This meeting will be recorded and you may access the Net replay of this call at:
This recording will be available for 30 days, ending August 8, 2014.            
New! From Coverage to Care resources including health insurance literacy tools and videos are available (in English and Spanish) at marketplace.cms.gov/c2c.
For questions about health insurance literacy and other Marketplace partner resources, contact Partnership@cms.hhs.gov.  
We look forward to your participation!

Health care basics for small businesses

Health care continues to be an important issue for small business owners. The Small Business Administration, Department of Health and Human Services, and Small Business Majority are committed to helping businesses navigate the changes and opportunities in health care through the Affordable Care Act 101 webinar series.

The Affordable Care Act 101 in Spanish takes place every other Tuesday at 4 pm ET/1 pm PT. Use this registration link to sign up for today's webinar.

Wednesday, July 2, 2014

New Medicaid Cards Coming this Month


Beginning this month, the Utah Department of Health will issue new wallet-sized plastic Medicaid cards to Medicaid and Primary Care Network (PCN) members.  The new card replaces the current color-coded, full sheet of paper that shows the member’s eligibility each month. The new card will be used whenever the member is eligible for Medicaid.


The wallet-sized cards will not have eligibility information listed on them. Instead, they will have the member’s name, Medicaid ID number, and date of birth.  The back of the card has helpful contact information and websites for both providers and members.

Before providing services, providers will be able to use a new online tool to verify if their patient is eligible for Medicaid.  The Eligibility Lookup Tool is a website that allows a provider to electronically view a member’s Medicaid eligibility, plan enrollment, and co-pay information. 

More information about the new Medicaid card and helpful tools are available on the Medicaid website.

USDA ‘Smart Snacks’ Rule Takes Effect
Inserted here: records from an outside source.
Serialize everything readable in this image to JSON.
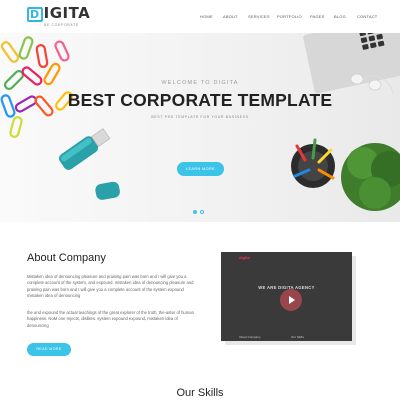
{
  "nav": {
    "logo_text": "IGITA",
    "logo_letter": "D",
    "logo_sub": "BE CORPORATE",
    "items": [
      "HOME",
      "ABOUT",
      "SERVICES",
      "PORTFOLIO",
      "PAGES",
      "BLOG",
      "CONTACT"
    ]
  },
  "hero": {
    "welcome": "WELCOME TO DIGITA",
    "title": "BEST CORPORATE TEMPLATE",
    "subtitle": "BEST PSD TEMPLATE FOR YOUR BUSINESS",
    "button": "LEARN MORE"
  },
  "about": {
    "title": "About Company",
    "para1": "Mistaken idea of denouncing pleasure and praising pain was born and I will give you a complete account of the system, and expound. mistaken idea of denouncing pleasure and praising pain was born and I will give you a complete account of the system expound mistaken idea of denouncing",
    "para2": "the and expound the actual teachings of the great explorer of the truth, the-aster of human happiness. NoM one rejects, dislikes. system expound expound, mistaken idea of denouncing",
    "button": "READ MORE"
  },
  "video": {
    "brand": "digita",
    "heading": "WE ARE DIGITA AGENCY",
    "label_left": "About Company",
    "label_right": "Our Skills"
  },
  "skills": {
    "title": "Our Skills"
  },
  "colors": {
    "accent": "#3cc3e8"
  }
}
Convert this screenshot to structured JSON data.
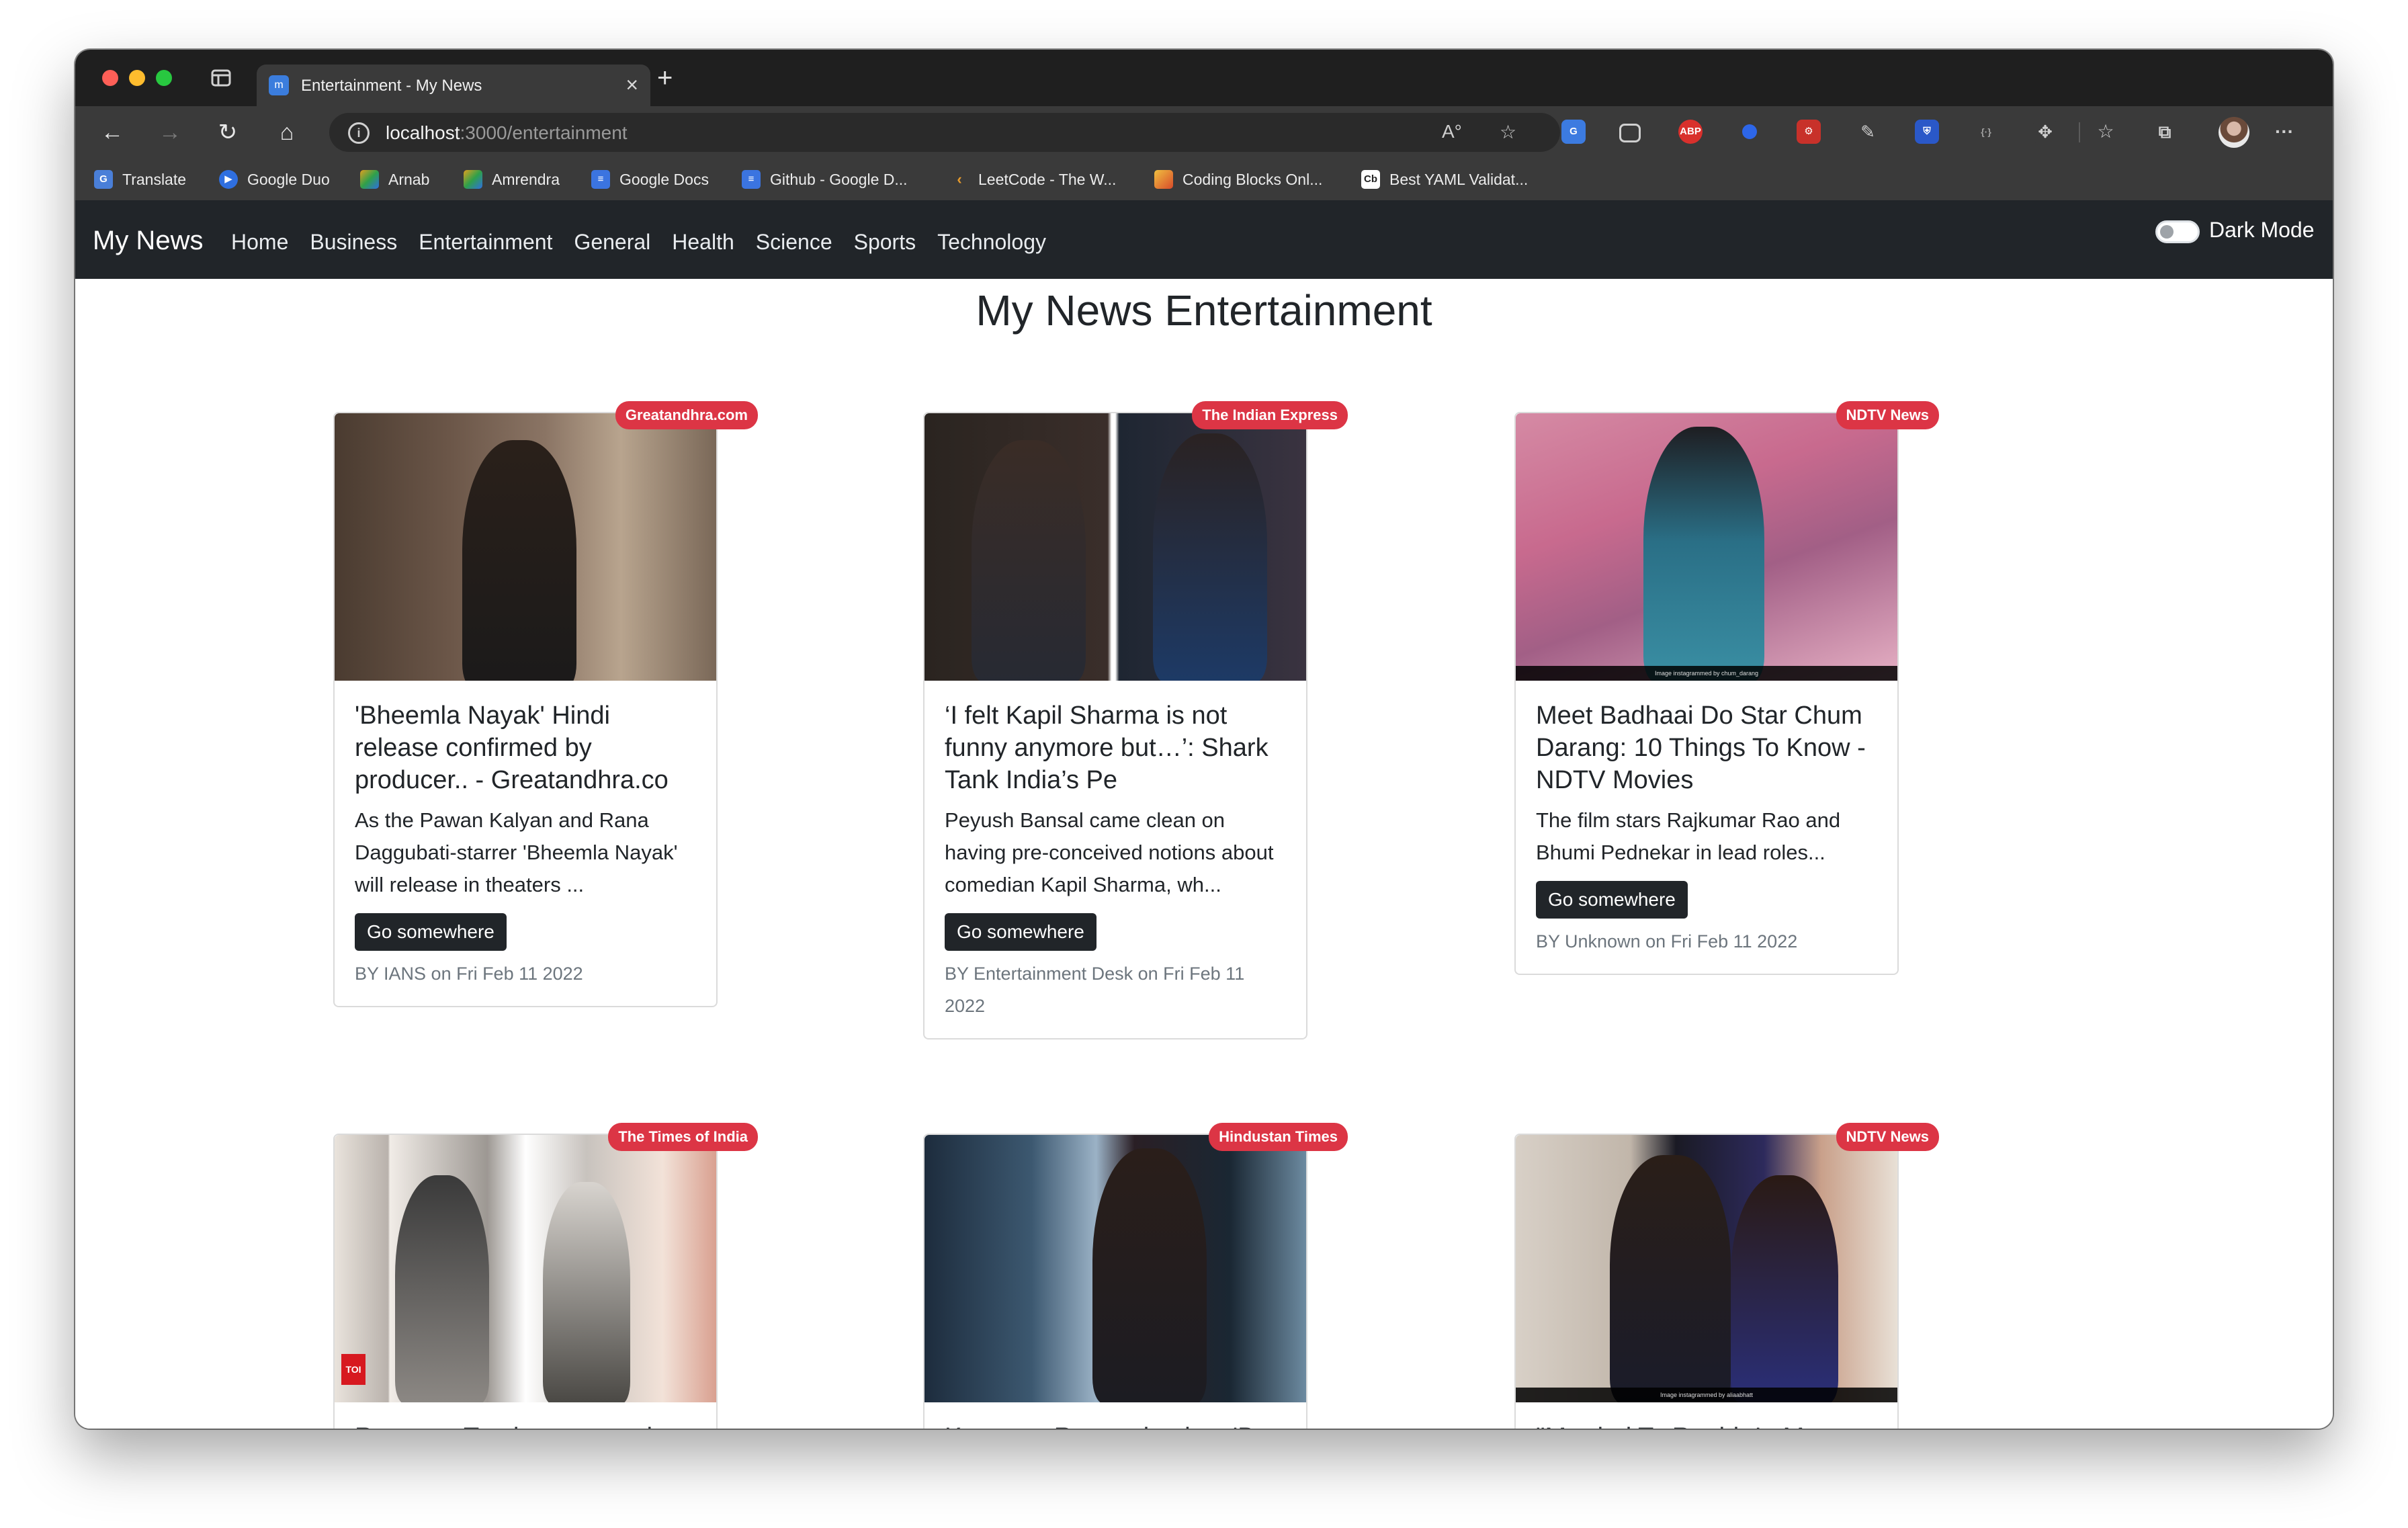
{
  "browser": {
    "tab_title": "Entertainment - My News",
    "url_host": "localhost",
    "url_path": ":3000/entertainment",
    "tab_favicon_letter": "m",
    "bookmarks": [
      {
        "label": "Translate",
        "icon": "translate-icon",
        "color": "#4a7fd8"
      },
      {
        "label": "Google Duo",
        "icon": "duo-icon",
        "color": "#2f6fe0"
      },
      {
        "label": "Arnab",
        "icon": "bookmark-folder-icon",
        "color": "#e0a020"
      },
      {
        "label": "Amrendra",
        "icon": "bookmark-folder-icon",
        "color": "#e0a020"
      },
      {
        "label": "Google Docs",
        "icon": "docs-icon",
        "color": "#3b74e0"
      },
      {
        "label": "Github - Google D...",
        "icon": "docs-icon",
        "color": "#3b74e0"
      },
      {
        "label": "LeetCode - The W...",
        "icon": "leetcode-icon",
        "color": "#e89b2c"
      },
      {
        "label": "Coding Blocks Onl...",
        "icon": "cube-icon",
        "color": "#d84a2a"
      },
      {
        "label": "Best YAML Validat...",
        "icon": "cb-icon",
        "color": "#ffffff"
      }
    ]
  },
  "app": {
    "brand": "My News",
    "nav": [
      "Home",
      "Business",
      "Entertainment",
      "General",
      "Health",
      "Science",
      "Sports",
      "Technology"
    ],
    "dark_mode_label": "Dark Mode",
    "dark_mode_on": false,
    "heading": "My News Entertainment",
    "button_label": "Go somewhere",
    "badge_color": "#dc3545"
  },
  "articles": [
    {
      "source": "Greatandhra.com",
      "title": "'Bheemla Nayak' Hindi release confirmed by producer.. - Greatandhra.co",
      "description": "As the Pawan Kalyan and Rana Daggubati-starrer 'Bheemla Nayak' will release in theaters ...",
      "meta": "BY IANS on Fri Feb 11 2022"
    },
    {
      "source": "The Indian Express",
      "title": "‘I felt Kapil Sharma is not funny anymore but…’: Shark Tank India’s Pe",
      "description": "Peyush Bansal came clean on having pre-conceived notions about comedian Kapil Sharma, wh...",
      "meta": "BY Entertainment Desk on Fri Feb 11 2022"
    },
    {
      "source": "NDTV News",
      "title": "Meet Badhaai Do Star Chum Darang: 10 Things To Know - NDTV Movies",
      "description": "The film stars Rajkumar Rao and Bhumi Pednekar in lead roles...",
      "meta": "BY Unknown on Fri Feb 11 2022",
      "image_caption": "Image instagrammed by chum_darang"
    },
    {
      "source": "The Times of India",
      "title": "Raveena Tandon mourns her father Ravi Tandon's",
      "description": "",
      "meta": "",
      "image_logo": "TOI"
    },
    {
      "source": "Hindustan Times",
      "title": "Kangana Ranaut bashes 'B-grade strugglers' who bad-",
      "description": "",
      "meta": ""
    },
    {
      "source": "NDTV News",
      "title": "\"Married To Ranbir In My Head For Many Years\": Alia",
      "description": "",
      "meta": "",
      "image_caption": "Image instagrammed by aliaabhatt"
    }
  ]
}
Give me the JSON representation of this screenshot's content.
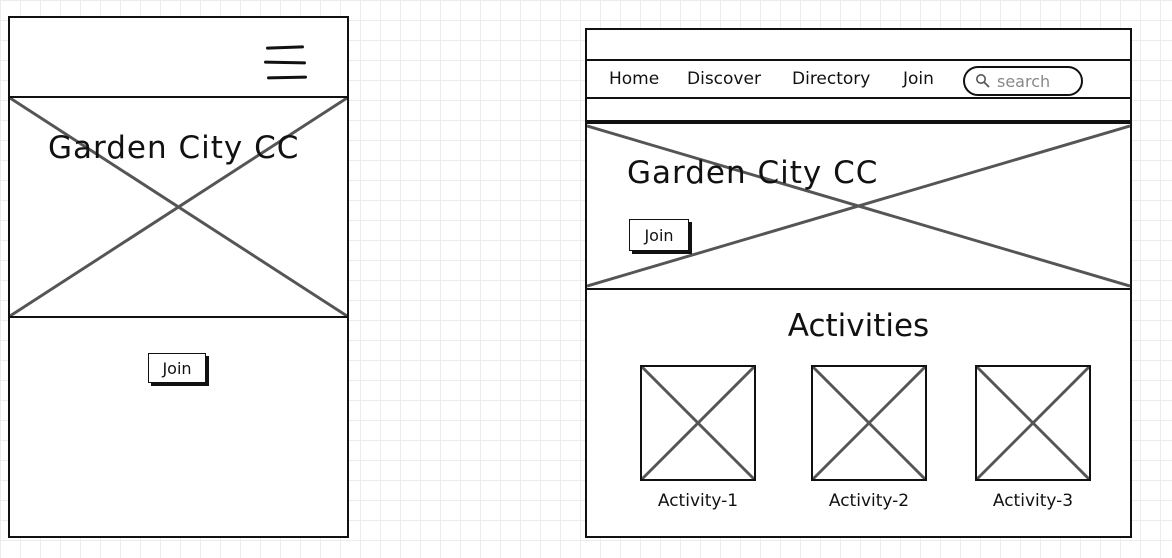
{
  "mobile": {
    "menu_icon": "hamburger-icon",
    "hero_title": "Garden City CC",
    "join_label": "Join"
  },
  "desktop": {
    "nav": {
      "items": [
        "Home",
        "Discover",
        "Directory",
        "Join"
      ],
      "search_placeholder": "search",
      "search_icon": "magnifier-icon"
    },
    "hero_title": "Garden City CC",
    "join_label": "Join",
    "activities_title": "Activities",
    "activities": [
      {
        "label": "Activity-1"
      },
      {
        "label": "Activity-2"
      },
      {
        "label": "Activity-3"
      }
    ]
  },
  "colors": {
    "ink": "#111111",
    "cross": "#555555",
    "grid": "#ececec"
  }
}
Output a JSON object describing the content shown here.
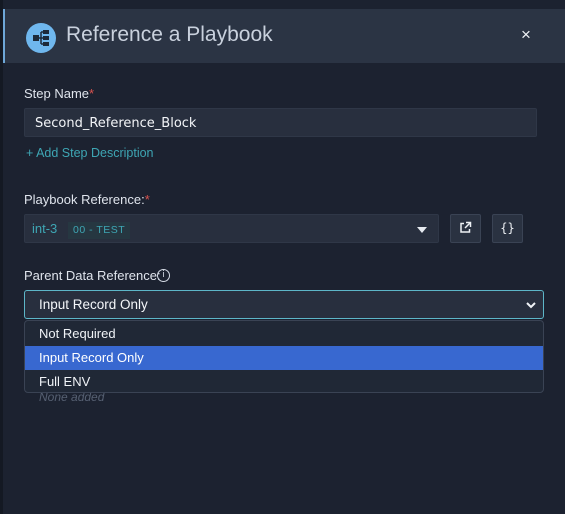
{
  "dialog": {
    "title": "Reference a Playbook",
    "close_label": "×"
  },
  "step_name": {
    "label": "Step Name",
    "required_mark": "*",
    "value": "Second_Reference_Block",
    "add_description_link": "+ Add Step Description"
  },
  "playbook_reference": {
    "label": "Playbook Reference:",
    "required_mark": "*",
    "code": "int-3",
    "tag": "00 - TEST",
    "open_button_icon": "external-link-icon",
    "json_button_label": "{}"
  },
  "parent_data_reference": {
    "label": "Parent Data Reference:",
    "info_icon": "i",
    "selected_value": "Input Record Only",
    "options": [
      {
        "label": "Not Required",
        "selected": false
      },
      {
        "label": "Input Record Only",
        "selected": true
      },
      {
        "label": "Full ENV",
        "selected": false
      }
    ]
  },
  "partially_hidden_placeholder": "None added",
  "colors": {
    "background": "#1c2230",
    "header": "#2b3444",
    "accent_teal": "#3ea6b4",
    "selection_blue": "#3868d0",
    "required_red": "#d9534f"
  }
}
The U.S. Department of Agriculture’s updated nutrition standards for snack foods and beverages sold in school vending machines, stores and a la carte lines took effect today. The new standards will result in more fruits and vegetables, along with items containing more whole grains, being served as snacks, with limits on the amount of fat, added sugar, and sodium.